▶ **Problem to work on**
Everything in the data should be repeated exactly, save for the images.

__________________________________________________

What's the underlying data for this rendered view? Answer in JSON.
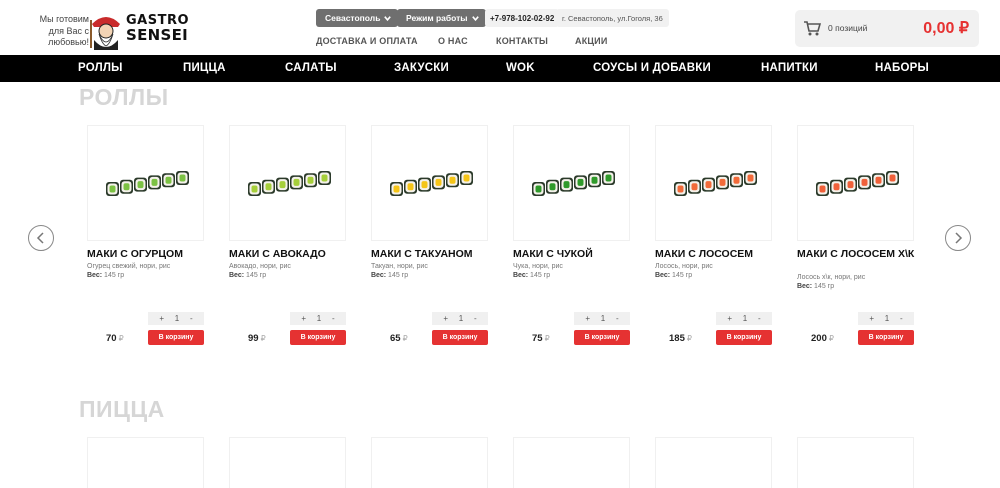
{
  "header": {
    "tagline": "Мы готовим для Вас с любовью!",
    "logo_line1": "GASTRO",
    "logo_line2": "SENSEI",
    "city_button": "Севастополь",
    "hours_button": "Режим работы",
    "phone": "+7-978-102-02-92",
    "address": "г. Севастополь, ул.Гоголя, 36",
    "links": [
      "ДОСТАВКА И ОПЛАТА",
      "О НАС",
      "КОНТАКТЫ",
      "АКЦИИ"
    ],
    "cart_count": "0 позиций",
    "cart_total": "0,00 ₽"
  },
  "nav": [
    "РОЛЛЫ",
    "ПИЦЦА",
    "САЛАТЫ",
    "ЗАКУСКИ",
    "WOK",
    "СОУСЫ И ДОБАВКИ",
    "НАПИТКИ",
    "НАБОРЫ"
  ],
  "sections": {
    "rolls_title": "РОЛЛЫ",
    "pizza_title": "ПИЦЦА"
  },
  "weight_label": "Вес:",
  "currency": "₽",
  "buy_label": "В корзину",
  "stepper": {
    "minus": "+",
    "qty": "1",
    "plus": "-"
  },
  "products": [
    {
      "name": "МАКИ С ОГУРЦОМ",
      "desc": "Огурец свежий, нори, рис",
      "weight": "145 гр",
      "price": "70",
      "filling": "#7cc243"
    },
    {
      "name": "МАКИ С АВОКАДО",
      "desc": "Авокадо, нори, рис",
      "weight": "145 гр",
      "price": "99",
      "filling": "#a6cf3a"
    },
    {
      "name": "МАКИ С ТАКУАНОМ",
      "desc": "Такуан, нори, рис",
      "weight": "145 гр",
      "price": "65",
      "filling": "#f5c518"
    },
    {
      "name": "МАКИ С ЧУКОЙ",
      "desc": "Чука, нори, рис",
      "weight": "145 гр",
      "price": "75",
      "filling": "#2f9a2a"
    },
    {
      "name": "МАКИ С ЛОСОСЕМ",
      "desc": "Лосось, нори, рис",
      "weight": "145 гр",
      "price": "185",
      "filling": "#f26b3a"
    },
    {
      "name": "МАКИ С ЛОСОСЕМ Х\\К",
      "desc": "Лосось х\\к, нори, рис",
      "weight": "145 гр",
      "price": "200",
      "filling": "#f0613a"
    }
  ],
  "colors": {
    "accent": "#e53232",
    "nav_bg": "#000000"
  }
}
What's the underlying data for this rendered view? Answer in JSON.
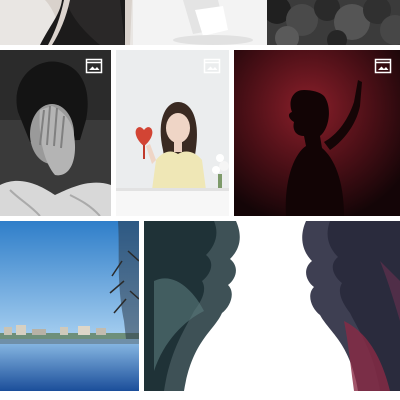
{
  "colors": {
    "background": "#ffffff",
    "badge": "#ffffff"
  },
  "icons": {
    "multi_image_badge": "gallery-stack-icon"
  },
  "tiles": [
    {
      "name": "photo-tile-woman-black-top",
      "has_badge": false
    },
    {
      "name": "photo-tile-white-product",
      "has_badge": false
    },
    {
      "name": "photo-tile-dark-forest",
      "has_badge": false
    },
    {
      "name": "photo-tile-bw-portrait-hand-eye",
      "has_badge": true
    },
    {
      "name": "photo-tile-woman-red-heart",
      "has_badge": true
    },
    {
      "name": "photo-tile-red-silhouette",
      "has_badge": true
    },
    {
      "name": "photo-tile-lake-skyline",
      "has_badge": false
    },
    {
      "name": "photo-tile-smoke-faces",
      "has_badge": false
    }
  ]
}
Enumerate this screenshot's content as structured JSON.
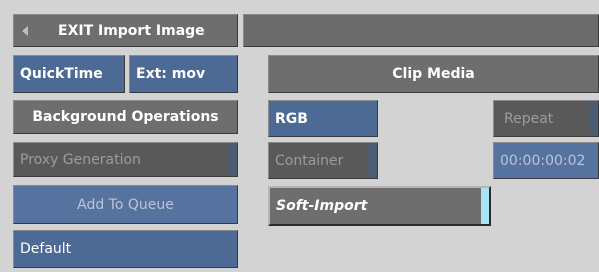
{
  "exit_button": {
    "label": "EXIT Import Image"
  },
  "format_button": {
    "label": "QuickTime"
  },
  "ext_field": {
    "label": "Ext: mov"
  },
  "background_ops": {
    "label": "Background Operations"
  },
  "proxy_generation": {
    "label": "Proxy Generation"
  },
  "add_to_queue": {
    "label": "Add To Queue"
  },
  "default_button": {
    "label": "Default"
  },
  "clip_media": {
    "label": "Clip Media"
  },
  "rgb_button": {
    "label": "RGB"
  },
  "container_button": {
    "label": "Container"
  },
  "soft_import": {
    "label": "Soft-Import"
  },
  "repeat_button": {
    "label": "Repeat"
  },
  "timecode": {
    "value": "00:00:00:02"
  },
  "colors": {
    "panel_bg": "#d3d3d3",
    "button_gray": "#6e6e6e",
    "button_blue": "#4d6a94",
    "toggle_on": "#a7e6f7"
  }
}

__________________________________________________

▶ **Response area**
What's the underlying data for this rendered view? Answer in JSON.
{
  "header": {
    "tagline": "Мы готовим для Вас с любовью!",
    "logo_line1": "GASTRO",
    "logo_line2": "SENSEI",
    "city_button": "Севастополь",
    "hours_button": "Режим работы",
    "phone": "+7-978-102-02-92",
    "address": "г. Севастополь, ул.Гоголя, 36",
    "links": [
      "ДОСТАВКА И ОПЛАТА",
      "О НАС",
      "КОНТАКТЫ",
      "АКЦИИ"
    ],
    "cart_count": "0 позиций",
    "cart_total": "0,00 ₽"
  },
  "nav": [
    "РОЛЛЫ",
    "ПИЦЦА",
    "САЛАТЫ",
    "ЗАКУСКИ",
    "WOK",
    "СОУСЫ И ДОБАВКИ",
    "НАПИТКИ",
    "НАБОРЫ"
  ],
  "sections": {
    "rolls_title": "РОЛЛЫ",
    "pizza_title": "ПИЦЦА"
  },
  "weight_label": "Вес:",
  "currency": "₽",
  "buy_label": "В корзину",
  "stepper": {
    "minus": "+",
    "qty": "1",
    "plus": "-"
  },
  "products": [
    {
      "name": "МАКИ С ОГУРЦОМ",
      "desc": "Огурец свежий, нори, рис",
      "weight": "145 гр",
      "price": "70",
      "filling": "#7cc243"
    },
    {
      "name": "МАКИ С АВОКАДО",
      "desc": "Авокадо, нори, рис",
      "weight": "145 гр",
      "price": "99",
      "filling": "#a6cf3a"
    },
    {
      "name": "МАКИ С ТАКУАНОМ",
      "desc": "Такуан, нори, рис",
      "weight": "145 гр",
      "price": "65",
      "filling": "#f5c518"
    },
    {
      "name": "МАКИ С ЧУКОЙ",
      "desc": "Чука, нори, рис",
      "weight": "145 гр",
      "price": "75",
      "filling": "#2f9a2a"
    },
    {
      "name": "МАКИ С ЛОСОСЕМ",
      "desc": "Лосось, нори, рис",
      "weight": "145 гр",
      "price": "185",
      "filling": "#f26b3a"
    },
    {
      "name": "МАКИ С ЛОСОСЕМ Х\\К",
      "desc": "Лосось х\\к, нори, рис",
      "weight": "145 гр",
      "price": "200",
      "filling": "#f0613a"
    }
  ],
  "colors": {
    "accent": "#e53232",
    "nav_bg": "#000000"
  }
}
What's the underlying data for this rendered view? Answer in JSON.
{
  "colors": {
    "background": "#ffffff",
    "badge": "#ffffff"
  },
  "icons": {
    "multi_image_badge": "gallery-stack-icon"
  },
  "tiles": [
    {
      "name": "photo-tile-woman-black-top",
      "has_badge": false
    },
    {
      "name": "photo-tile-white-product",
      "has_badge": false
    },
    {
      "name": "photo-tile-dark-forest",
      "has_badge": false
    },
    {
      "name": "photo-tile-bw-portrait-hand-eye",
      "has_badge": true
    },
    {
      "name": "photo-tile-woman-red-heart",
      "has_badge": true
    },
    {
      "name": "photo-tile-red-silhouette",
      "has_badge": true
    },
    {
      "name": "photo-tile-lake-skyline",
      "has_badge": false
    },
    {
      "name": "photo-tile-smoke-faces",
      "has_badge": false
    }
  ]
}
Enumerate this screenshot's content as structured JSON.
{
  "exit_button": {
    "label": "EXIT Import Image"
  },
  "format_button": {
    "label": "QuickTime"
  },
  "ext_field": {
    "label": "Ext: mov"
  },
  "background_ops": {
    "label": "Background Operations"
  },
  "proxy_generation": {
    "label": "Proxy Generation"
  },
  "add_to_queue": {
    "label": "Add To Queue"
  },
  "default_button": {
    "label": "Default"
  },
  "clip_media": {
    "label": "Clip Media"
  },
  "rgb_button": {
    "label": "RGB"
  },
  "container_button": {
    "label": "Container"
  },
  "soft_import": {
    "label": "Soft-Import"
  },
  "repeat_button": {
    "label": "Repeat"
  },
  "timecode": {
    "value": "00:00:00:02"
  },
  "colors": {
    "panel_bg": "#d3d3d3",
    "button_gray": "#6e6e6e",
    "button_blue": "#4d6a94",
    "toggle_on": "#a7e6f7"
  }
}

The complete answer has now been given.